| ABOUT THIS EXERCISE |
Any picture among the records should be left out, please; retype the rest exactly.

[[ RECORDED DATA open ]]

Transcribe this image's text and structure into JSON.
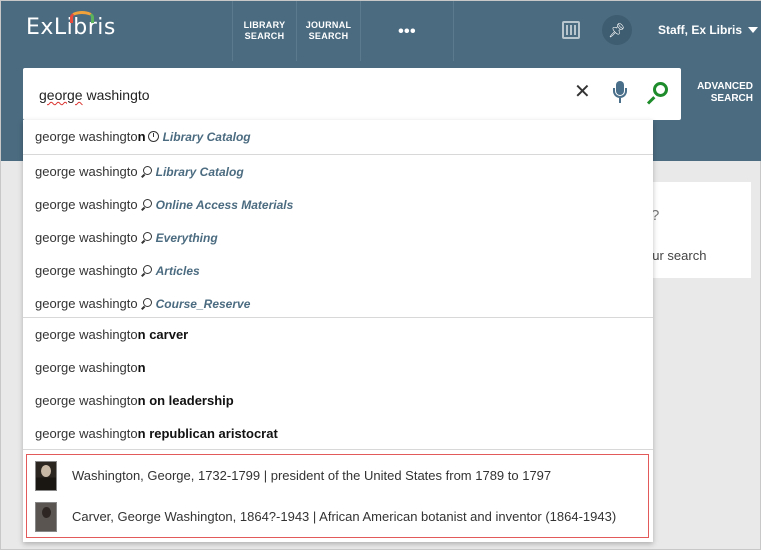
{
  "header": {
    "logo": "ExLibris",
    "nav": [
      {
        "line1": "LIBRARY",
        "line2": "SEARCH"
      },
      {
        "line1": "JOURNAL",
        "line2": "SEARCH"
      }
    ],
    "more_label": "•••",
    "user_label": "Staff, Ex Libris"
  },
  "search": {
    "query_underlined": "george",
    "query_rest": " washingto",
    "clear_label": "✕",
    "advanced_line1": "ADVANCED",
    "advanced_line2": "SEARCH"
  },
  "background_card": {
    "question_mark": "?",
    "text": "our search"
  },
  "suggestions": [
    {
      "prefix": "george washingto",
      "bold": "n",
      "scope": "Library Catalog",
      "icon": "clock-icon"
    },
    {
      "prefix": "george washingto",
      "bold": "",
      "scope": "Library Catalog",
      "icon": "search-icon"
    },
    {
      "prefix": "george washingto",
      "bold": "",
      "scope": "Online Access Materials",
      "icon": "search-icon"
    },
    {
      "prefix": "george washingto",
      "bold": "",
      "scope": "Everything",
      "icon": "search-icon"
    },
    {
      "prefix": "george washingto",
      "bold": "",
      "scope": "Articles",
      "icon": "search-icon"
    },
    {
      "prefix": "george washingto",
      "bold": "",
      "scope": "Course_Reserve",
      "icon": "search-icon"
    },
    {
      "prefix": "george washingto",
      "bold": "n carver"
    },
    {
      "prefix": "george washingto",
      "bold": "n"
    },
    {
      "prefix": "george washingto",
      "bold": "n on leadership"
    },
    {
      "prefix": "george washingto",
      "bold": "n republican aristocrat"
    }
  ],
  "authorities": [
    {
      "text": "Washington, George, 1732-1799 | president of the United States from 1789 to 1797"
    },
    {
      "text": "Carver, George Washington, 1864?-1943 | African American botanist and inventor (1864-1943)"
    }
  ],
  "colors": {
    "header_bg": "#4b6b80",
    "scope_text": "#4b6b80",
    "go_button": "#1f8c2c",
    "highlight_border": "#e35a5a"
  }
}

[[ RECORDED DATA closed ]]

| TASK ANSWER |
Transcribe this image's text and structure into JSON.
{
  "header": {
    "logo": "ExLibris",
    "nav": [
      {
        "line1": "LIBRARY",
        "line2": "SEARCH"
      },
      {
        "line1": "JOURNAL",
        "line2": "SEARCH"
      }
    ],
    "more_label": "•••",
    "user_label": "Staff, Ex Libris"
  },
  "search": {
    "query_underlined": "george",
    "query_rest": " washingto",
    "clear_label": "✕",
    "advanced_line1": "ADVANCED",
    "advanced_line2": "SEARCH"
  },
  "background_card": {
    "question_mark": "?",
    "text": "our search"
  },
  "suggestions": [
    {
      "prefix": "george washingto",
      "bold": "n",
      "scope": "Library Catalog",
      "icon": "clock-icon"
    },
    {
      "prefix": "george washingto",
      "bold": "",
      "scope": "Library Catalog",
      "icon": "search-icon"
    },
    {
      "prefix": "george washingto",
      "bold": "",
      "scope": "Online Access Materials",
      "icon": "search-icon"
    },
    {
      "prefix": "george washingto",
      "bold": "",
      "scope": "Everything",
      "icon": "search-icon"
    },
    {
      "prefix": "george washingto",
      "bold": "",
      "scope": "Articles",
      "icon": "search-icon"
    },
    {
      "prefix": "george washingto",
      "bold": "",
      "scope": "Course_Reserve",
      "icon": "search-icon"
    },
    {
      "prefix": "george washingto",
      "bold": "n carver"
    },
    {
      "prefix": "george washingto",
      "bold": "n"
    },
    {
      "prefix": "george washingto",
      "bold": "n on leadership"
    },
    {
      "prefix": "george washingto",
      "bold": "n republican aristocrat"
    }
  ],
  "authorities": [
    {
      "text": "Washington, George, 1732-1799 | president of the United States from 1789 to 1797"
    },
    {
      "text": "Carver, George Washington, 1864?-1943 | African American botanist and inventor (1864-1943)"
    }
  ],
  "colors": {
    "header_bg": "#4b6b80",
    "scope_text": "#4b6b80",
    "go_button": "#1f8c2c",
    "highlight_border": "#e35a5a"
  }
}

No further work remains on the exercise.